◆ RECORD SET
◆ ◆ ◆ ◆ ◆ ◆ ◆

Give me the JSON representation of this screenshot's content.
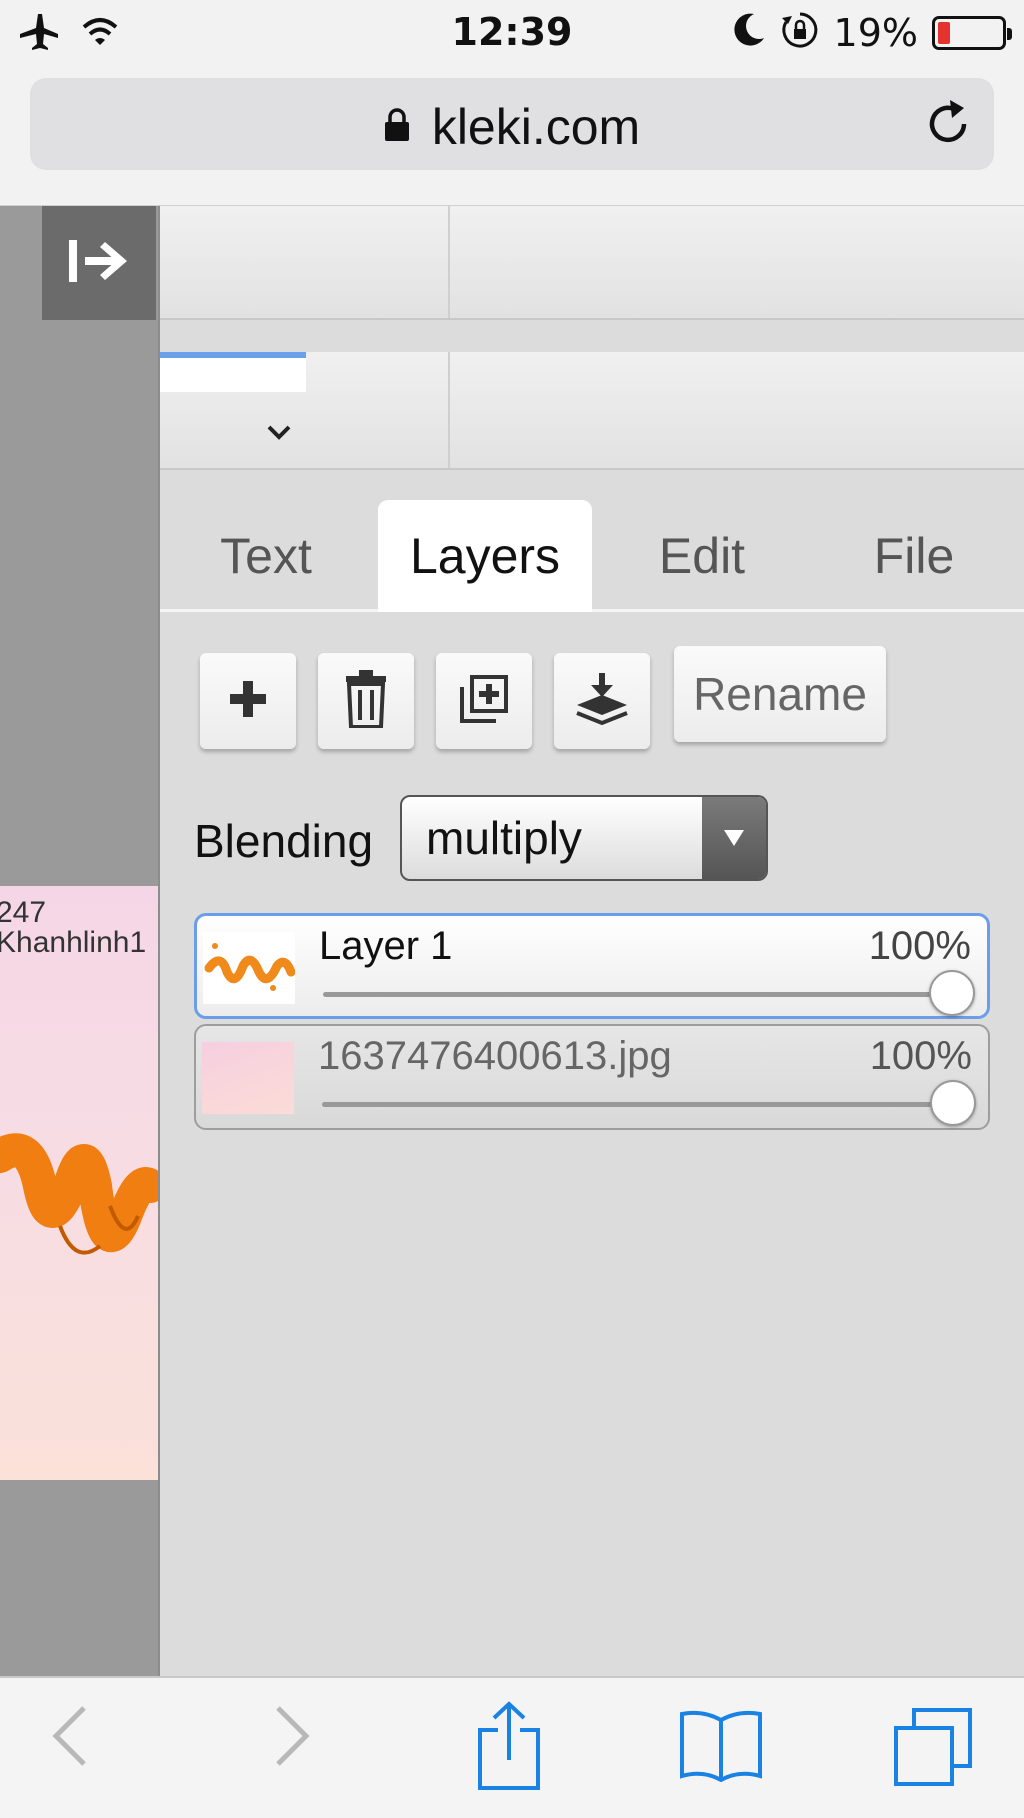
{
  "status_bar": {
    "time": "12:39",
    "battery_text": "19%",
    "battery_level": 0.19
  },
  "browser": {
    "url": "kleki.com"
  },
  "tabs": [
    {
      "label": "Text"
    },
    {
      "label": "Layers"
    },
    {
      "label": "Edit"
    },
    {
      "label": "File"
    }
  ],
  "active_tab": "Layers",
  "layer_actions": {
    "rename_label": "Rename"
  },
  "blending": {
    "label": "Blending",
    "value": "multiply"
  },
  "layers": [
    {
      "name": "Layer 1",
      "opacity_text": "100%",
      "opacity": 1.0,
      "selected": true
    },
    {
      "name": "1637476400613.jpg",
      "opacity_text": "100%",
      "opacity": 1.0,
      "selected": false
    }
  ],
  "canvas": {
    "text_lines": [
      "247",
      "Khanhlinh1"
    ]
  },
  "colors": {
    "accent": "#6c9de8",
    "safari_blue": "#1a82e2",
    "battery_low": "#e5322f"
  }
}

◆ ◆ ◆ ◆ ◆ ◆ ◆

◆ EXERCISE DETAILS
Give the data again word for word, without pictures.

◆ TASK RESULT
Give me the JSON representation of this screenshot's content.
{
  "status_bar": {
    "time": "12:39",
    "battery_text": "19%",
    "battery_level": 0.19
  },
  "browser": {
    "url": "kleki.com"
  },
  "tabs": [
    {
      "label": "Text"
    },
    {
      "label": "Layers"
    },
    {
      "label": "Edit"
    },
    {
      "label": "File"
    }
  ],
  "active_tab": "Layers",
  "layer_actions": {
    "rename_label": "Rename"
  },
  "blending": {
    "label": "Blending",
    "value": "multiply"
  },
  "layers": [
    {
      "name": "Layer 1",
      "opacity_text": "100%",
      "opacity": 1.0,
      "selected": true
    },
    {
      "name": "1637476400613.jpg",
      "opacity_text": "100%",
      "opacity": 1.0,
      "selected": false
    }
  ],
  "canvas": {
    "text_lines": [
      "247",
      "Khanhlinh1"
    ]
  },
  "colors": {
    "accent": "#6c9de8",
    "safari_blue": "#1a82e2",
    "battery_low": "#e5322f"
  }
}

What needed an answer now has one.